◆ **ABOUT THIS EXERCISE**: State the number of lines with "label" in the listing, leaving out everything else.

◆ **DATASET RECORDS**:
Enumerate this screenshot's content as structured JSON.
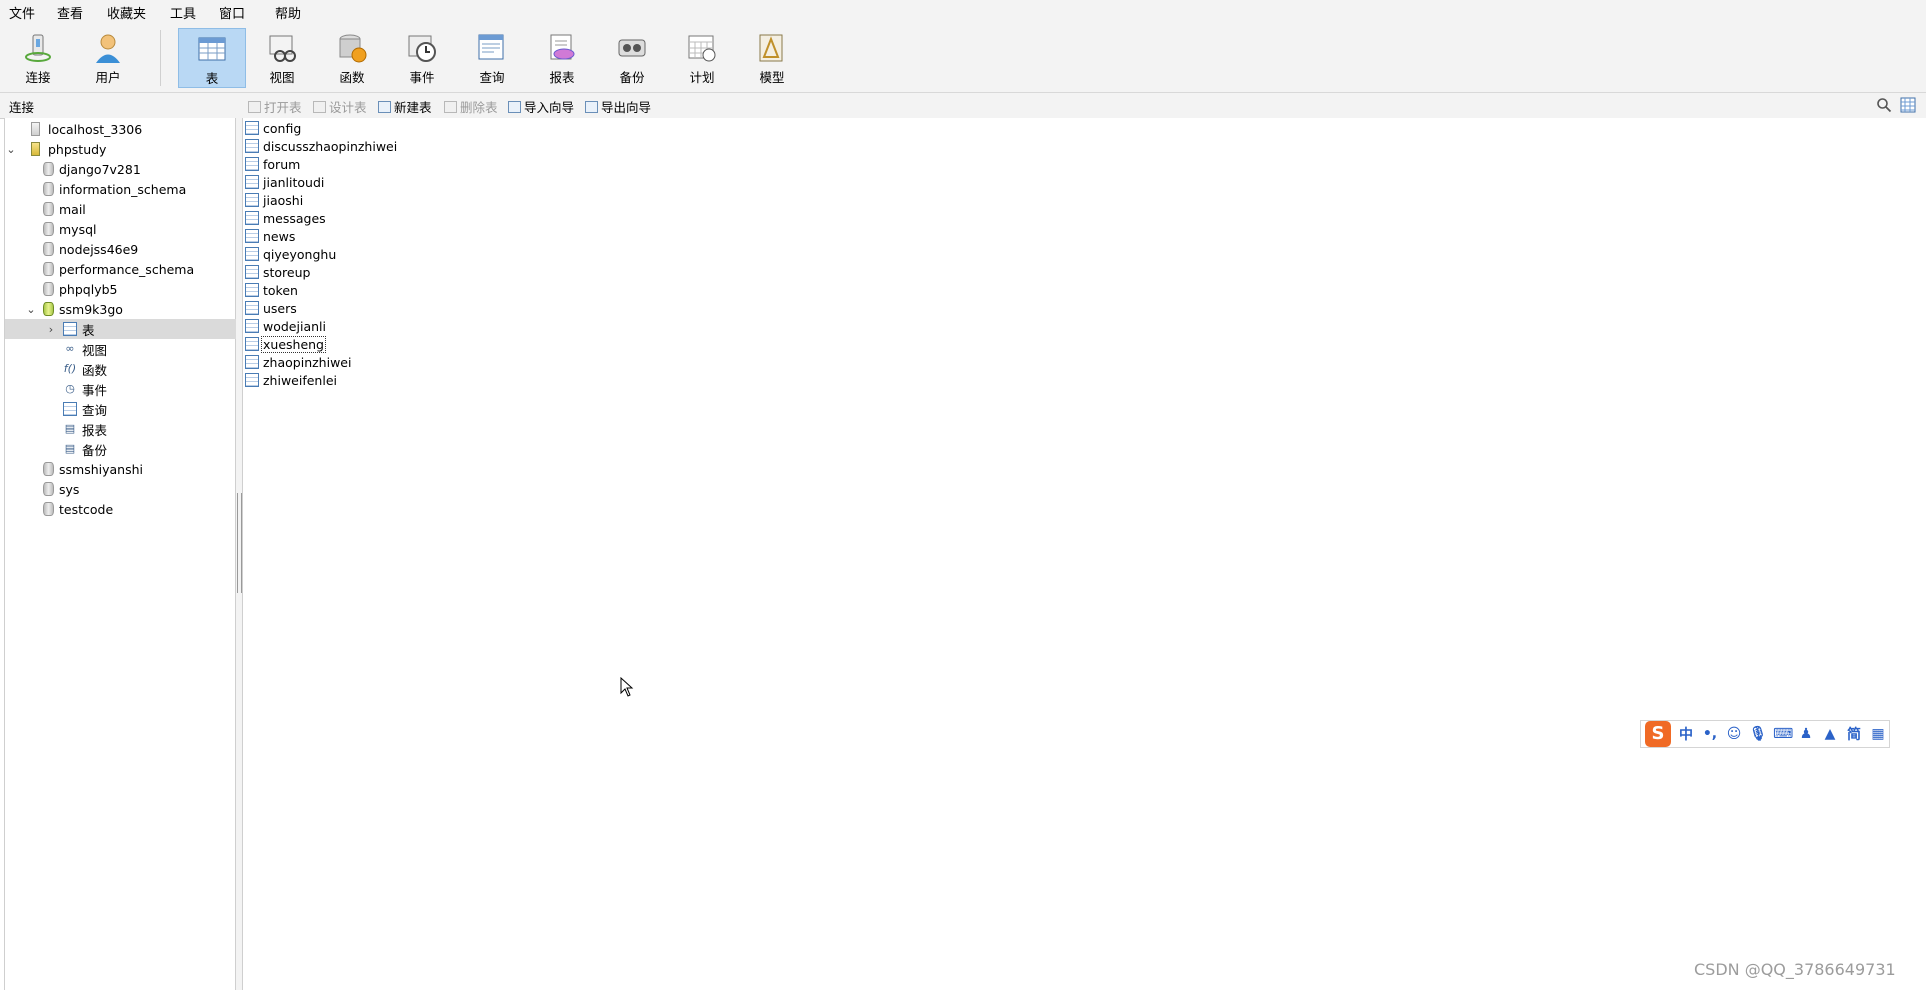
{
  "menubar": [
    "文件",
    "查看",
    "收藏夹",
    "工具",
    "窗口",
    "帮助"
  ],
  "toolbar": {
    "items": [
      {
        "label": "连接",
        "icon": "connect-icon"
      },
      {
        "label": "用户",
        "icon": "user-icon"
      },
      {
        "label": "表",
        "icon": "table-icon",
        "active": true
      },
      {
        "label": "视图",
        "icon": "view-icon"
      },
      {
        "label": "函数",
        "icon": "function-icon"
      },
      {
        "label": "事件",
        "icon": "event-icon"
      },
      {
        "label": "查询",
        "icon": "query-icon"
      },
      {
        "label": "报表",
        "icon": "report-icon"
      },
      {
        "label": "备份",
        "icon": "backup-icon"
      },
      {
        "label": "计划",
        "icon": "schedule-icon"
      },
      {
        "label": "模型",
        "icon": "model-icon"
      }
    ]
  },
  "connection_panel": {
    "label": "连接"
  },
  "object_toolbar": {
    "open_table": "打开表",
    "design_table": "设计表",
    "new_table": "新建表",
    "delete_table": "删除表",
    "import_wizard": "导入向导",
    "export_wizard": "导出向导"
  },
  "tree": {
    "server_local": "localhost_3306",
    "server_phpstudy": "phpstudy",
    "databases_before": [
      "django7v281",
      "information_schema",
      "mail",
      "mysql",
      "nodejss46e9",
      "performance_schema",
      "phpqlyb5"
    ],
    "open_db": "ssm9k3go",
    "open_db_children": [
      "表",
      "视图",
      "函数",
      "事件",
      "查询",
      "报表",
      "备份"
    ],
    "databases_after": [
      "ssmshiyanshi",
      "sys",
      "testcode"
    ]
  },
  "tables": [
    "config",
    "discusszhaopinzhiwei",
    "forum",
    "jianlitoudi",
    "jiaoshi",
    "messages",
    "news",
    "qiyeyonghu",
    "storeup",
    "token",
    "users",
    "wodejianli",
    "xuesheng",
    "zhaopinzhiwei",
    "zhiweifenlei"
  ],
  "focused_table": "xuesheng",
  "ime": {
    "logo": "S",
    "mode": "中",
    "punct": "•,",
    "simplified": "简"
  },
  "watermark": "CSDN @QQ_3786649731"
}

◆ **EXERCISE SOLUTION**: 12